T5 Oil & Gas has kicked off an investor roadshow ahead of a potential stock market listing in Dublin and London.
The company has had preliminary meetings with a number of potential institutional investors as it seeks to advance towards a flotation later this year.
The company, set up by a group of Tullow Oil veterans, has recently taken a stake in an asset in the central African country of Gabon.
Shareholders had previously been told that the company wanted to invest more than $30m in the asset out of the proceeds of a stock market listing.
The asset is already producing oil and the company will look to ramp up production.
Any additional funds raised may be directed towards acquiring new assets as T5 seeks to achieve its stated ambition of “building a publicly-listed billion-dollar Africa and Middle East E&P [exploration and production] company”.
A listing, which T5 has long been looking to achieve, will also give shareholders extra liquidity. The company plans to list on the AIM market in London and on the Enterprise Securities Market in Dublin.
It has also been active in Senegal in west Africa. T5 is led by executive chairman Pat Plunkett, who was the chairman of Tullow Oil between 2000- 2011.
Other ex-Tullow figures involved in setting up the company include Gerry Sheehan, who was previously an international exploration manager at Tullow.
Matthew O’Donoghue, a former director of international operations at Tullow, and Andrew Windham, the former Tullow managing director for Africa, were also involved.
The strategy of focusing on Africa and the Middle East may bear more fruit for T5 then focusing on its home market of Ireland, with industry veteran John Teeling warning recently that “Ireland is no longer welcoming” for oil exploration.
Big companies’ interest in investing in Irish oil exploration has waned, and the recent ban on onshore fracking, as well as attempts by the Green Party to ban new offshore exploration licences, were part of a toxic cocktail that put investors off, Mr Teeling warned in an update to investors in London-listed Petrel Resources.
That has not stopped Providence Resources, which is chaired by Mr Plunkett and run by Tony O’Reilly Jnr, from concluding a long-awaited farm-out agreement on its Barryroe prospect. The company is advancing towards drilling after reaching a deal with a Chinese business.

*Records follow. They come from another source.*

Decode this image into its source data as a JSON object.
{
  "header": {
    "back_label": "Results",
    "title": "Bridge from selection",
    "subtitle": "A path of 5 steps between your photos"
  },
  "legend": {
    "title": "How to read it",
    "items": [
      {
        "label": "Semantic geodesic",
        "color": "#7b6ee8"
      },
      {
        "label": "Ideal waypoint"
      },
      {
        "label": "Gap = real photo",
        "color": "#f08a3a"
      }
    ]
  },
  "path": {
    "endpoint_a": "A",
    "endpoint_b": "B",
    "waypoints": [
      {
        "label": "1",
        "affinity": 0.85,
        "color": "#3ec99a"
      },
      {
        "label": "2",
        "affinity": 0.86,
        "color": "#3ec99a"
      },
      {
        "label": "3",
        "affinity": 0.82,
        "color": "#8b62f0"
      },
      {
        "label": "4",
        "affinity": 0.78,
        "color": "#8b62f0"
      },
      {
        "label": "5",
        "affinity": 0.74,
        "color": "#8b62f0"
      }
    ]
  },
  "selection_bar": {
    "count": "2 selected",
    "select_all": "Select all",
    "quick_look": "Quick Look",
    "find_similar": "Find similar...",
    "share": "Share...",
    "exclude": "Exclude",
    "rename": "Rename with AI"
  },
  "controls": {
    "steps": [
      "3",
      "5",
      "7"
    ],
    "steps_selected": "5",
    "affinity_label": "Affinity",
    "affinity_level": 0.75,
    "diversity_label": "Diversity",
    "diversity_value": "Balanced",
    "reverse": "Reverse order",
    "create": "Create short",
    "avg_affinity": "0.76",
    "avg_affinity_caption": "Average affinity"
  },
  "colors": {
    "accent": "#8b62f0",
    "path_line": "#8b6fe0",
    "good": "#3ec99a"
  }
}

Oil prices rose yesterday on supply disruption in Canada, falling US crude stocks, uncertainty over Libyan exports and US demands that importers stop buying Iranian crude from November.
“Fundamentals still remain favourable for oil prices to rise over the next six months,” said BNP Paribas senior oil strategist Harry Tchilinguirian. “We would not be surprised if Brent were to trade once again above $80 a barrel,” he added.
The US has told countries to stop importing Iranian oil from November, as the Trump administration ramps up pressure on the Islamic Republic.
Trying to make up for disrupted supply, Opec said last week it would increase oil output.
Saudi Arabia plans to pump a record 11 million barrels per day (bpd) in July, up from 10.8 million bpd in June, an industry source familiar with Saudi plans told Reuters on Tuesday.